▶ **TASK STATEMENT**
Please print the records below word for word.

# # # # #

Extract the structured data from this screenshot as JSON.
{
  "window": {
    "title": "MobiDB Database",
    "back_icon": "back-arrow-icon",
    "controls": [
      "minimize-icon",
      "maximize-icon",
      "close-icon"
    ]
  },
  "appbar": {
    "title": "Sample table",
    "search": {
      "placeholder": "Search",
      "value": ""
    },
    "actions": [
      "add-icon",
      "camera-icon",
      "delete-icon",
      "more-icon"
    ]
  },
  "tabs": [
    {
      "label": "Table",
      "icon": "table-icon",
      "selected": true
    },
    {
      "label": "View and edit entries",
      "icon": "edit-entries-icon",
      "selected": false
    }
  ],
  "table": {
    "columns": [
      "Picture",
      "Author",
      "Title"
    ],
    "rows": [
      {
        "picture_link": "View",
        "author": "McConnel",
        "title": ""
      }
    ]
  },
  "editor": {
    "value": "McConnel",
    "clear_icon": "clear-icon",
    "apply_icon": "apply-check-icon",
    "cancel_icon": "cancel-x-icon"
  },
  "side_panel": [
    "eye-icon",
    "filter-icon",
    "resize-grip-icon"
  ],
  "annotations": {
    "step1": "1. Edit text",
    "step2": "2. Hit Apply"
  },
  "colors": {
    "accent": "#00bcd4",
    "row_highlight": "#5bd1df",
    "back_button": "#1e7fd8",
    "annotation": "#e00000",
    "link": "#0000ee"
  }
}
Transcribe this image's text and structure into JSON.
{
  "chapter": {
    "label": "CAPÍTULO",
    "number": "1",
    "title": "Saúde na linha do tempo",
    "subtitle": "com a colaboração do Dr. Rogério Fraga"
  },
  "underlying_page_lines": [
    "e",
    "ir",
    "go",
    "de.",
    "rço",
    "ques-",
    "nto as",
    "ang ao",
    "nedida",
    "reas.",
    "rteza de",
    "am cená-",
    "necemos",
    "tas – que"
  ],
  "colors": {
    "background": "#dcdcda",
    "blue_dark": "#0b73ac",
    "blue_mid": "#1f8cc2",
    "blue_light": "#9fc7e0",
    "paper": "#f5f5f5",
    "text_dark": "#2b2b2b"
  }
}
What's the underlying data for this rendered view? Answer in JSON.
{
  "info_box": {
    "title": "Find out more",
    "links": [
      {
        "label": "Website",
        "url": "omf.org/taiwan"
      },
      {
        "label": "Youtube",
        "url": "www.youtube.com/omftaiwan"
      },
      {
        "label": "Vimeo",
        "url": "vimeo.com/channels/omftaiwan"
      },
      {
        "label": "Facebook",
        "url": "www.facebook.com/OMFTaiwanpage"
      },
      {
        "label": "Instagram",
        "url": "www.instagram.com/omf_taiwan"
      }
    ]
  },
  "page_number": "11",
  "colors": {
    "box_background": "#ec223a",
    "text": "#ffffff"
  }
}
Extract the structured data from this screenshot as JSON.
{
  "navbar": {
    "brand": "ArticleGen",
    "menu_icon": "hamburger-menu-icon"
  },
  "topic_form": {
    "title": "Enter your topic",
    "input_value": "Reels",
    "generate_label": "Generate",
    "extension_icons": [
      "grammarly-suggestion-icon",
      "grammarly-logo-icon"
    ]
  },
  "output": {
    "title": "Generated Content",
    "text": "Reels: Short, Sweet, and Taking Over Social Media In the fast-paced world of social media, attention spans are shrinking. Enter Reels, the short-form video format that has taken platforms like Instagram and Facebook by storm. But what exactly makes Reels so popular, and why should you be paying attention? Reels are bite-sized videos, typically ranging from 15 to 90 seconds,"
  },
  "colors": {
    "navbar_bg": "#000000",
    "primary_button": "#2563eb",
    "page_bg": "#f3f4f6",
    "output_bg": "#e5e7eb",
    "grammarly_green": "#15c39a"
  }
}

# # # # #

▶ **SOLUTION TO THE PROBLEM**
Extract the structured data from this screenshot as JSON.
{
  "window": {
    "title": "MobiDB Database",
    "back_icon": "back-arrow-icon",
    "controls": [
      "minimize-icon",
      "maximize-icon",
      "close-icon"
    ]
  },
  "appbar": {
    "title": "Sample table",
    "search": {
      "placeholder": "Search",
      "value": ""
    },
    "actions": [
      "add-icon",
      "camera-icon",
      "delete-icon",
      "more-icon"
    ]
  },
  "tabs": [
    {
      "label": "Table",
      "icon": "table-icon",
      "selected": true
    },
    {
      "label": "View and edit entries",
      "icon": "edit-entries-icon",
      "selected": false
    }
  ],
  "table": {
    "columns": [
      "Picture",
      "Author",
      "Title"
    ],
    "rows": [
      {
        "picture_link": "View",
        "author": "McConnel",
        "title": ""
      }
    ]
  },
  "editor": {
    "value": "McConnel",
    "clear_icon": "clear-icon",
    "apply_icon": "apply-check-icon",
    "cancel_icon": "cancel-x-icon"
  },
  "side_panel": [
    "eye-icon",
    "filter-icon",
    "resize-grip-icon"
  ],
  "annotations": {
    "step1": "1. Edit text",
    "step2": "2. Hit Apply"
  },
  "colors": {
    "accent": "#00bcd4",
    "row_highlight": "#5bd1df",
    "back_button": "#1e7fd8",
    "annotation": "#e00000",
    "link": "#0000ee"
  }
}
Transcribe this image's text and structure into JSON.
{
  "chapter": {
    "label": "CAPÍTULO",
    "number": "1",
    "title": "Saúde na linha do tempo",
    "subtitle": "com a colaboração do Dr. Rogério Fraga"
  },
  "underlying_page_lines": [
    "e",
    "ir",
    "go",
    "de.",
    "rço",
    "ques-",
    "nto as",
    "ang ao",
    "nedida",
    "reas.",
    "rteza de",
    "am cená-",
    "necemos",
    "tas – que"
  ],
  "colors": {
    "background": "#dcdcda",
    "blue_dark": "#0b73ac",
    "blue_mid": "#1f8cc2",
    "blue_light": "#9fc7e0",
    "paper": "#f5f5f5",
    "text_dark": "#2b2b2b"
  }
}
What's the underlying data for this rendered view? Answer in JSON.
{
  "info_box": {
    "title": "Find out more",
    "links": [
      {
        "label": "Website",
        "url": "omf.org/taiwan"
      },
      {
        "label": "Youtube",
        "url": "www.youtube.com/omftaiwan"
      },
      {
        "label": "Vimeo",
        "url": "vimeo.com/channels/omftaiwan"
      },
      {
        "label": "Facebook",
        "url": "www.facebook.com/OMFTaiwanpage"
      },
      {
        "label": "Instagram",
        "url": "www.instagram.com/omf_taiwan"
      }
    ]
  },
  "page_number": "11",
  "colors": {
    "box_background": "#ec223a",
    "text": "#ffffff"
  }
}
Extract the structured data from this screenshot as JSON.
{
  "navbar": {
    "brand": "ArticleGen",
    "menu_icon": "hamburger-menu-icon"
  },
  "topic_form": {
    "title": "Enter your topic",
    "input_value": "Reels",
    "generate_label": "Generate",
    "extension_icons": [
      "grammarly-suggestion-icon",
      "grammarly-logo-icon"
    ]
  },
  "output": {
    "title": "Generated Content",
    "text": "Reels: Short, Sweet, and Taking Over Social Media In the fast-paced world of social media, attention spans are shrinking. Enter Reels, the short-form video format that has taken platforms like Instagram and Facebook by storm. But what exactly makes Reels so popular, and why should you be paying attention? Reels are bite-sized videos, typically ranging from 15 to 90 seconds,"
  },
  "colors": {
    "navbar_bg": "#000000",
    "primary_button": "#2563eb",
    "page_bg": "#f3f4f6",
    "output_bg": "#e5e7eb",
    "grammarly_green": "#15c39a"
  }
}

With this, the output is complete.